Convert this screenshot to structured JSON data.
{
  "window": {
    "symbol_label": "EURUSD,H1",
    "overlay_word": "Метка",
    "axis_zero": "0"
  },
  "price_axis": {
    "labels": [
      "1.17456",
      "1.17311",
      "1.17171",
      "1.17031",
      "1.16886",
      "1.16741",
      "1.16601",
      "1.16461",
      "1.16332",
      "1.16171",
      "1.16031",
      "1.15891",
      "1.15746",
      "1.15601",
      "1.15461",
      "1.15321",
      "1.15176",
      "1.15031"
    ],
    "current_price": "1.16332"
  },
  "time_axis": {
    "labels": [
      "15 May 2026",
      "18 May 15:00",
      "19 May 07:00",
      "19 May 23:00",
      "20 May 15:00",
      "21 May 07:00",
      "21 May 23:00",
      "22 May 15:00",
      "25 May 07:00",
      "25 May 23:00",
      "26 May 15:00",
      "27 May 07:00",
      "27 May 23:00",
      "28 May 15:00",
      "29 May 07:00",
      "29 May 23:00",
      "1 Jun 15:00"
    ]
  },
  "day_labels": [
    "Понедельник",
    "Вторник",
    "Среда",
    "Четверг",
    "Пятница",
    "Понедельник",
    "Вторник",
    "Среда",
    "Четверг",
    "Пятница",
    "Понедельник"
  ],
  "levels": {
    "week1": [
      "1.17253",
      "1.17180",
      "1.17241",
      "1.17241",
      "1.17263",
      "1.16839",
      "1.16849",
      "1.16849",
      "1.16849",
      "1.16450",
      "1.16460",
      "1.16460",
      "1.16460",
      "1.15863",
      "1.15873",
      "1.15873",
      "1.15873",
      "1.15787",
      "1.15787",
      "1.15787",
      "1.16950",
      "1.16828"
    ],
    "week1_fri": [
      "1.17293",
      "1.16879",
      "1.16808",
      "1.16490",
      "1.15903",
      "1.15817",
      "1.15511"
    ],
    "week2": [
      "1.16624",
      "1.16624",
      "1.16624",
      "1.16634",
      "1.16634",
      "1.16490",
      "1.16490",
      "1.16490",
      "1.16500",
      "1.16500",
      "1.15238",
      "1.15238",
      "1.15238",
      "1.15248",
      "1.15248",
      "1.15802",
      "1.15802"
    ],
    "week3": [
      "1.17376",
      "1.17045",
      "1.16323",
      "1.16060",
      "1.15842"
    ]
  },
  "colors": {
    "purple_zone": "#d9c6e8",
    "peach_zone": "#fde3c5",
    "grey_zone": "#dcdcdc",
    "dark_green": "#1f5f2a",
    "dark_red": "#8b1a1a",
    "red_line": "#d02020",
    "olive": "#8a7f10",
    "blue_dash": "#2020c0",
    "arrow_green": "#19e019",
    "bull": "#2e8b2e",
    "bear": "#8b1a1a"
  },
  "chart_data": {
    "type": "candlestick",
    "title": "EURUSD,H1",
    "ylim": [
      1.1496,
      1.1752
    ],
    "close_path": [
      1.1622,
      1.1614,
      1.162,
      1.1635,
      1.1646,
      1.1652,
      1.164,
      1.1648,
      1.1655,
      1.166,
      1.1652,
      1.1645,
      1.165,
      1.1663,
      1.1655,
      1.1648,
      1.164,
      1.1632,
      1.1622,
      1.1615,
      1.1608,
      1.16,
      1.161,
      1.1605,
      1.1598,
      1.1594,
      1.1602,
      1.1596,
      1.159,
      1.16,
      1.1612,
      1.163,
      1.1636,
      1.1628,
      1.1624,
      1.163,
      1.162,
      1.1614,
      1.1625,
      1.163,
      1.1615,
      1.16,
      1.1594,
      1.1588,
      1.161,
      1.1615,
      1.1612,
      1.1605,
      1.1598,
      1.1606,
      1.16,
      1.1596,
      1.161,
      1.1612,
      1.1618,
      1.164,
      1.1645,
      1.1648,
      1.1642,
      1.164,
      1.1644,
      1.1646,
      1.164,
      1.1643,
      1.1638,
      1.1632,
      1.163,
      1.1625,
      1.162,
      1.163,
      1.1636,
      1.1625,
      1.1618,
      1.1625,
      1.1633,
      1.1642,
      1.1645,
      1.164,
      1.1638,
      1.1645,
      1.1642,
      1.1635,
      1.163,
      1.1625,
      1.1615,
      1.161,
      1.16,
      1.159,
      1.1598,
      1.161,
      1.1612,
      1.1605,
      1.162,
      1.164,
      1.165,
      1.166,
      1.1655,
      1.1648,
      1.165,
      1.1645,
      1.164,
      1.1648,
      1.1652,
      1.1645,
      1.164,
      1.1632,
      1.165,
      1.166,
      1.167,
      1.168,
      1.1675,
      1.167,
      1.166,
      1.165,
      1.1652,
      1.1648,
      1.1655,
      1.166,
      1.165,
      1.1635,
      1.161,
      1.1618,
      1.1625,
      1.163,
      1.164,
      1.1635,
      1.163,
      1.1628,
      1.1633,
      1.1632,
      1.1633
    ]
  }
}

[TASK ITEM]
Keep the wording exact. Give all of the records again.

[TASK ANSWER]
Convert this screenshot to structured JSON data.
{
  "window": {
    "symbol_label": "EURUSD,H1",
    "overlay_word": "Метка",
    "axis_zero": "0"
  },
  "price_axis": {
    "labels": [
      "1.17456",
      "1.17311",
      "1.17171",
      "1.17031",
      "1.16886",
      "1.16741",
      "1.16601",
      "1.16461",
      "1.16332",
      "1.16171",
      "1.16031",
      "1.15891",
      "1.15746",
      "1.15601",
      "1.15461",
      "1.15321",
      "1.15176",
      "1.15031"
    ],
    "current_price": "1.16332"
  },
  "time_axis": {
    "labels": [
      "15 May 2026",
      "18 May 15:00",
      "19 May 07:00",
      "19 May 23:00",
      "20 May 15:00",
      "21 May 07:00",
      "21 May 23:00",
      "22 May 15:00",
      "25 May 07:00",
      "25 May 23:00",
      "26 May 15:00",
      "27 May 07:00",
      "27 May 23:00",
      "28 May 15:00",
      "29 May 07:00",
      "29 May 23:00",
      "1 Jun 15:00"
    ]
  },
  "day_labels": [
    "Понедельник",
    "Вторник",
    "Среда",
    "Четверг",
    "Пятница",
    "Понедельник",
    "Вторник",
    "Среда",
    "Четверг",
    "Пятница",
    "Понедельник"
  ],
  "levels": {
    "week1": [
      "1.17253",
      "1.17180",
      "1.17241",
      "1.17241",
      "1.17263",
      "1.16839",
      "1.16849",
      "1.16849",
      "1.16849",
      "1.16450",
      "1.16460",
      "1.16460",
      "1.16460",
      "1.15863",
      "1.15873",
      "1.15873",
      "1.15873",
      "1.15787",
      "1.15787",
      "1.15787",
      "1.16950",
      "1.16828"
    ],
    "week1_fri": [
      "1.17293",
      "1.16879",
      "1.16808",
      "1.16490",
      "1.15903",
      "1.15817",
      "1.15511"
    ],
    "week2": [
      "1.16624",
      "1.16624",
      "1.16624",
      "1.16634",
      "1.16634",
      "1.16490",
      "1.16490",
      "1.16490",
      "1.16500",
      "1.16500",
      "1.15238",
      "1.15238",
      "1.15238",
      "1.15248",
      "1.15248",
      "1.15802",
      "1.15802"
    ],
    "week3": [
      "1.17376",
      "1.17045",
      "1.16323",
      "1.16060",
      "1.15842"
    ]
  },
  "colors": {
    "purple_zone": "#d9c6e8",
    "peach_zone": "#fde3c5",
    "grey_zone": "#dcdcdc",
    "dark_green": "#1f5f2a",
    "dark_red": "#8b1a1a",
    "red_line": "#d02020",
    "olive": "#8a7f10",
    "blue_dash": "#2020c0",
    "arrow_green": "#19e019",
    "bull": "#2e8b2e",
    "bear": "#8b1a1a"
  },
  "chart_data": {
    "type": "candlestick",
    "title": "EURUSD,H1",
    "ylim": [
      1.1496,
      1.1752
    ],
    "close_path": [
      1.1622,
      1.1614,
      1.162,
      1.1635,
      1.1646,
      1.1652,
      1.164,
      1.1648,
      1.1655,
      1.166,
      1.1652,
      1.1645,
      1.165,
      1.1663,
      1.1655,
      1.1648,
      1.164,
      1.1632,
      1.1622,
      1.1615,
      1.1608,
      1.16,
      1.161,
      1.1605,
      1.1598,
      1.1594,
      1.1602,
      1.1596,
      1.159,
      1.16,
      1.1612,
      1.163,
      1.1636,
      1.1628,
      1.1624,
      1.163,
      1.162,
      1.1614,
      1.1625,
      1.163,
      1.1615,
      1.16,
      1.1594,
      1.1588,
      1.161,
      1.1615,
      1.1612,
      1.1605,
      1.1598,
      1.1606,
      1.16,
      1.1596,
      1.161,
      1.1612,
      1.1618,
      1.164,
      1.1645,
      1.1648,
      1.1642,
      1.164,
      1.1644,
      1.1646,
      1.164,
      1.1643,
      1.1638,
      1.1632,
      1.163,
      1.1625,
      1.162,
      1.163,
      1.1636,
      1.1625,
      1.1618,
      1.1625,
      1.1633,
      1.1642,
      1.1645,
      1.164,
      1.1638,
      1.1645,
      1.1642,
      1.1635,
      1.163,
      1.1625,
      1.1615,
      1.161,
      1.16,
      1.159,
      1.1598,
      1.161,
      1.1612,
      1.1605,
      1.162,
      1.164,
      1.165,
      1.166,
      1.1655,
      1.1648,
      1.165,
      1.1645,
      1.164,
      1.1648,
      1.1652,
      1.1645,
      1.164,
      1.1632,
      1.165,
      1.166,
      1.167,
      1.168,
      1.1675,
      1.167,
      1.166,
      1.165,
      1.1652,
      1.1648,
      1.1655,
      1.166,
      1.165,
      1.1635,
      1.161,
      1.1618,
      1.1625,
      1.163,
      1.164,
      1.1635,
      1.163,
      1.1628,
      1.1633,
      1.1632,
      1.1633
    ]
  }
}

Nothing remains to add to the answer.